What you need to do
Copy out each entry precisely; no image belongs in the result.

Dataset rows describing interfaces:
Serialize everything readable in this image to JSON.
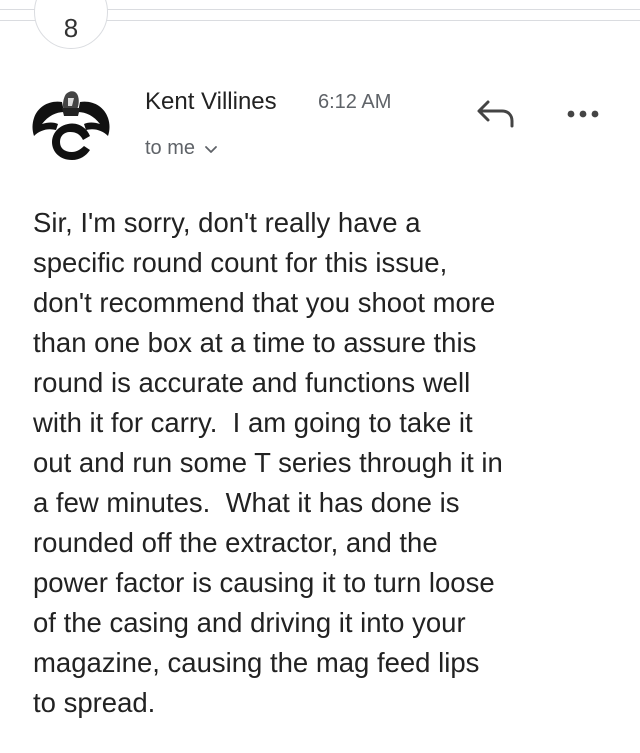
{
  "thread": {
    "collapsed_count": "8"
  },
  "message": {
    "sender_name": "Kent Villines",
    "time": "6:12 AM",
    "recipient": "to me",
    "reply_icon": "reply-arrow-icon",
    "more_icon": "more-horizontal-icon",
    "body_lines": [
      "Sir, I'm sorry, don't really have a",
      "specific round count for this issue,",
      "don't recommend that you shoot more",
      "than one box at a time to assure this",
      "round is accurate and functions well",
      "with it for carry.  I am going to take it",
      "out and run some T series through it in",
      "a few minutes.  What it has done is",
      "rounded off the extractor, and the",
      "power factor is causing it to turn loose",
      "of the casing and driving it into your",
      "magazine, causing the mag feed lips",
      "to spread."
    ]
  },
  "colors": {
    "text": "#222222",
    "secondary_text": "#5f6368",
    "divider": "#dadce0",
    "background": "#ffffff"
  }
}
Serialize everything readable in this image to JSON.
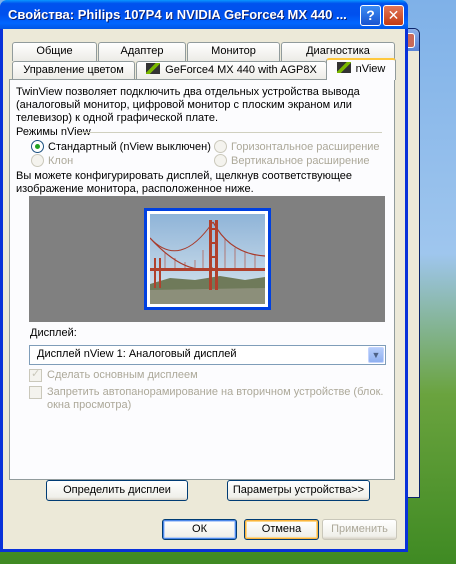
{
  "window": {
    "title": "Свойства: Philips 107P4 и NVIDIA GeForce4 MX 440 ...",
    "help_label": "?",
    "close_label": "✕"
  },
  "tabs_row1": [
    "Общие",
    "Адаптер",
    "Монитор",
    "Диагностика"
  ],
  "tabs_row2": [
    "Управление цветом",
    "GeForce4 MX 440 with AGP8X",
    "nView"
  ],
  "panel": {
    "intro": "TwinView позволяет подключить два отдельных устройства вывода (аналоговый монитор, цифровой монитор с плоским экраном или телевизор) к одной графической плате.",
    "modes_title": "Режимы nView",
    "radios": {
      "standard": "Стандартный (nView выключен)",
      "horizontal": "Горизонтальное расширение",
      "clone": "Клон",
      "vertical": "Вертикальное расширение"
    },
    "description": "Вы можете конфигурировать дисплей, щелкнув соответствующее изображение монитора, расположенное ниже.",
    "display_label": "Дисплей:",
    "display_value": "Дисплей nView 1: Аналоговый дисплей",
    "check_primary": "Сделать основным дисплеем",
    "check_autopan": "Запретить автопанорамирование на вторичном устройстве (блок. окна просмотра)",
    "identify_button": "Определить дисплеи",
    "device_settings_button": "Параметры устройства>>"
  },
  "buttons": {
    "ok": "ОК",
    "cancel": "Отмена",
    "apply": "Применить"
  },
  "colors": {
    "title_blue": "#0053ee",
    "dialog_bg": "#ece9d8",
    "active_tab_accent": "#ffc83c",
    "display_area": "#808080",
    "monitor_border": "#0040e0"
  }
}
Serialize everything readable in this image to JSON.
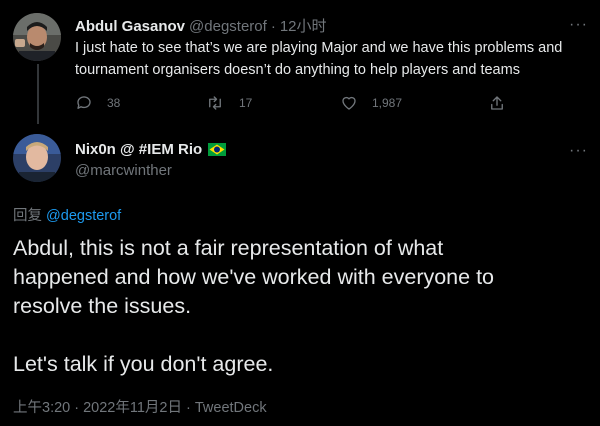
{
  "parent_tweet": {
    "display_name": "Abdul Gasanov",
    "handle": "@degsterof",
    "separator": "·",
    "time": "12小时",
    "text_line1": "I just hate to see that’s we are playing Major and we have this problems and",
    "text_line2": "tournament organisers doesn’t do anything to help players and teams",
    "reply_count": "38",
    "retweet_count": "17",
    "like_count": "1,987"
  },
  "main_tweet": {
    "display_name": "Nix0n @ #IEM Rio",
    "flag": "🇧🇷",
    "handle": "@marcwinther",
    "reply_prefix": "回复",
    "reply_to": "@degsterof",
    "text_line1": "Abdul, this is not a fair representation of what",
    "text_line2": "happened and how we've worked with everyone to",
    "text_line3": "resolve the issues.",
    "text_line4": "Let's talk if you don't agree.",
    "timestamp": "上午3:20 · 2022年11月2日 · TweetDeck"
  },
  "icons": {
    "more": "more-icon",
    "reply": "reply-icon",
    "retweet": "retweet-icon",
    "like": "heart-icon",
    "share": "share-icon",
    "flag": "brazil-flag-icon"
  },
  "colors": {
    "background": "#000000",
    "text": "#e7e9ea",
    "muted": "#71767b",
    "link": "#1d9bf0"
  }
}
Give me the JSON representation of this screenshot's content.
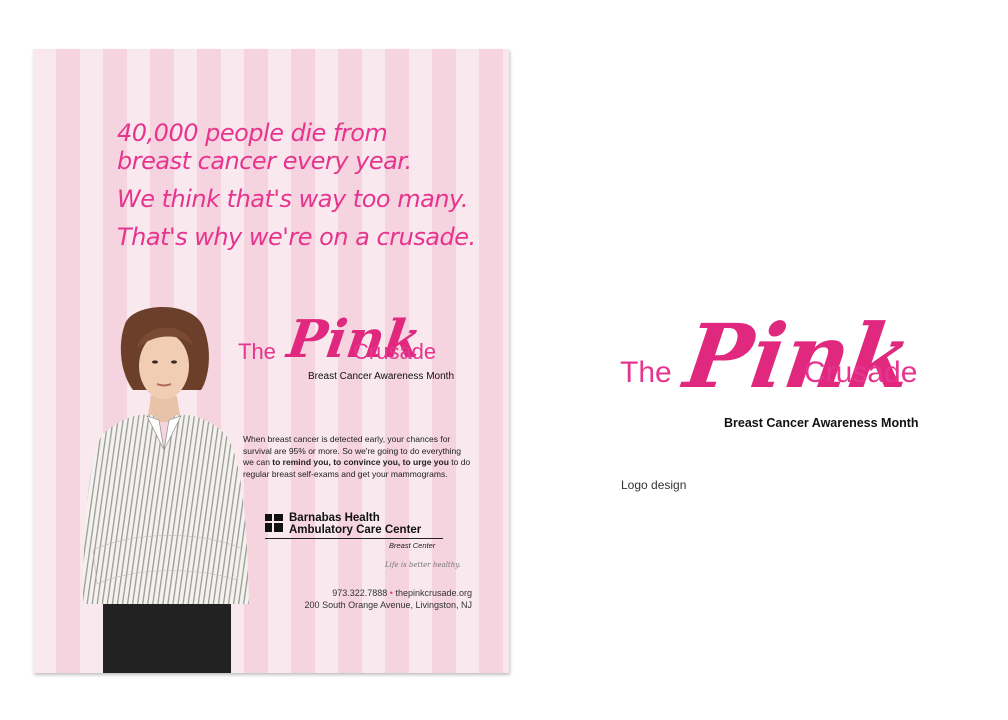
{
  "poster": {
    "headline": [
      "40,000 people die from",
      "breast cancer every year.",
      "We think that's way too many.",
      "That's why we're on a crusade."
    ],
    "logo": {
      "the": "The",
      "pink": "Pink",
      "crusade": "Crusade",
      "subtitle": "Breast Cancer Awareness Month"
    },
    "body": {
      "part1": "When breast cancer is detected early, your chances for survival are 95% or more. So we're going to do everything we can ",
      "bold1": "to remind you, to convince you, to urge you",
      "part2": " to do regular breast self-exams and get your mammograms."
    },
    "sponsor": {
      "line1": "Barnabas Health",
      "line2": "Ambulatory Care Center",
      "sub": "Breast Center",
      "tagline": "Life is better healthy."
    },
    "contact": {
      "phone": "973.322.7888",
      "separator": "•",
      "url": "thepinkcrusade.org",
      "address": "200 South Orange Avenue, Livingston, NJ"
    }
  },
  "logo_design": {
    "the": "The",
    "pink": "Pink",
    "crusade": "Crusade",
    "subtitle": "Breast Cancer Awareness Month",
    "caption": "Logo design"
  },
  "colors": {
    "brand_pink": "#e6358f",
    "stripe_light": "#f9e9ef",
    "stripe_dark": "#f5d3df"
  }
}
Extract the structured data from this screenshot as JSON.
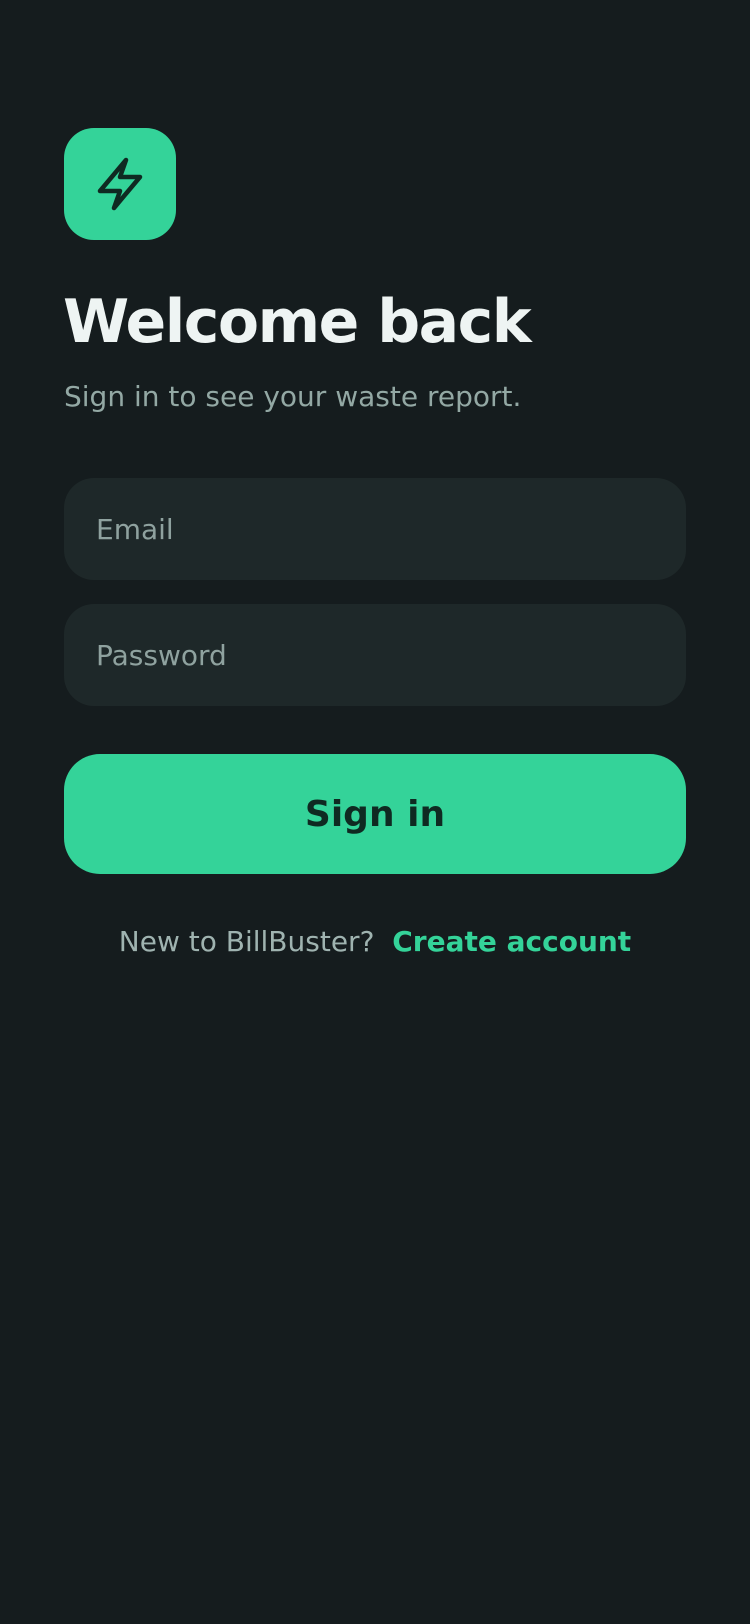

Answer to the exercise
Serialize everything readable in this image to JSON.
{
  "thread": {
    "collapsed_count": "8"
  },
  "message": {
    "sender_name": "Kent Villines",
    "time": "6:12 AM",
    "recipient": "to me",
    "reply_icon": "reply-arrow-icon",
    "more_icon": "more-horizontal-icon",
    "body_lines": [
      "Sir, I'm sorry, don't really have a",
      "specific round count for this issue,",
      "don't recommend that you shoot more",
      "than one box at a time to assure this",
      "round is accurate and functions well",
      "with it for carry.  I am going to take it",
      "out and run some T series through it in",
      "a few minutes.  What it has done is",
      "rounded off the extractor, and the",
      "power factor is causing it to turn loose",
      "of the casing and driving it into your",
      "magazine, causing the mag feed lips",
      "to spread."
    ]
  },
  "colors": {
    "text": "#222222",
    "secondary_text": "#5f6368",
    "divider": "#dadce0",
    "background": "#ffffff"
  }
}
Serialize everything readable in this image to JSON.
{
  "window": {
    "title": "Свойства: Philips 107P4 и NVIDIA GeForce4 MX 440 ...",
    "help_label": "?",
    "close_label": "✕"
  },
  "tabs_row1": [
    "Общие",
    "Адаптер",
    "Монитор",
    "Диагностика"
  ],
  "tabs_row2": [
    "Управление цветом",
    "GeForce4 MX 440 with AGP8X",
    "nView"
  ],
  "panel": {
    "intro": "TwinView позволяет подключить два отдельных устройства вывода (аналоговый монитор, цифровой монитор с плоским экраном или телевизор) к одной графической плате.",
    "modes_title": "Режимы nView",
    "radios": {
      "standard": "Стандартный (nView выключен)",
      "horizontal": "Горизонтальное расширение",
      "clone": "Клон",
      "vertical": "Вертикальное расширение"
    },
    "description": "Вы можете конфигурировать дисплей, щелкнув соответствующее изображение монитора, расположенное ниже.",
    "display_label": "Дисплей:",
    "display_value": "Дисплей nView 1: Аналоговый дисплей",
    "check_primary": "Сделать основным дисплеем",
    "check_autopan": "Запретить автопанорамирование на вторичном устройстве (блок. окна просмотра)",
    "identify_button": "Определить дисплеи",
    "device_settings_button": "Параметры устройства>>"
  },
  "buttons": {
    "ok": "ОК",
    "cancel": "Отмена",
    "apply": "Применить"
  },
  "colors": {
    "title_blue": "#0053ee",
    "dialog_bg": "#ece9d8",
    "active_tab_accent": "#ffc83c",
    "display_area": "#808080",
    "monitor_border": "#0040e0"
  }
}
Serialize everything readable in this image to JSON.
{
  "parent_tweet": {
    "display_name": "Abdul Gasanov",
    "handle": "@degsterof",
    "separator": "·",
    "time": "12小时",
    "text_line1": "I just hate to see that’s we are playing Major and we have this problems and",
    "text_line2": "tournament organisers doesn’t do anything to help players and teams",
    "reply_count": "38",
    "retweet_count": "17",
    "like_count": "1,987"
  },
  "main_tweet": {
    "display_name": "Nix0n @ #IEM Rio",
    "flag": "🇧🇷",
    "handle": "@marcwinther",
    "reply_prefix": "回复",
    "reply_to": "@degsterof",
    "text_line1": "Abdul, this is not a fair representation of what",
    "text_line2": "happened and how we've worked with everyone to",
    "text_line3": "resolve the issues.",
    "text_line4": "Let's talk if you don't agree.",
    "timestamp": "上午3:20 · 2022年11月2日 · TweetDeck"
  },
  "icons": {
    "more": "more-icon",
    "reply": "reply-icon",
    "retweet": "retweet-icon",
    "like": "heart-icon",
    "share": "share-icon",
    "flag": "brazil-flag-icon"
  },
  "colors": {
    "background": "#000000",
    "text": "#e7e9ea",
    "muted": "#71767b",
    "link": "#1d9bf0"
  }
}
Give me the JSON representation of this screenshot's content.
{
  "poster": {
    "headline": [
      "40,000 people die from",
      "breast cancer every year.",
      "We think that's way too many.",
      "That's why we're on a crusade."
    ],
    "logo": {
      "the": "The",
      "pink": "Pink",
      "crusade": "Crusade",
      "subtitle": "Breast Cancer Awareness Month"
    },
    "body": {
      "part1": "When breast cancer is detected early, your chances for survival are 95% or more. So we're going to do everything we can ",
      "bold1": "to remind you, to convince you, to urge you",
      "part2": " to do regular breast self-exams and get your mammograms."
    },
    "sponsor": {
      "line1": "Barnabas Health",
      "line2": "Ambulatory Care Center",
      "sub": "Breast Center",
      "tagline": "Life is better healthy."
    },
    "contact": {
      "phone": "973.322.7888",
      "separator": "•",
      "url": "thepinkcrusade.org",
      "address": "200 South Orange Avenue, Livingston, NJ"
    }
  },
  "logo_design": {
    "the": "The",
    "pink": "Pink",
    "crusade": "Crusade",
    "subtitle": "Breast Cancer Awareness Month",
    "caption": "Logo design"
  },
  "colors": {
    "brand_pink": "#e6358f",
    "stripe_light": "#f9e9ef",
    "stripe_dark": "#f5d3df"
  }
}
Extract the structured data from this screenshot as JSON.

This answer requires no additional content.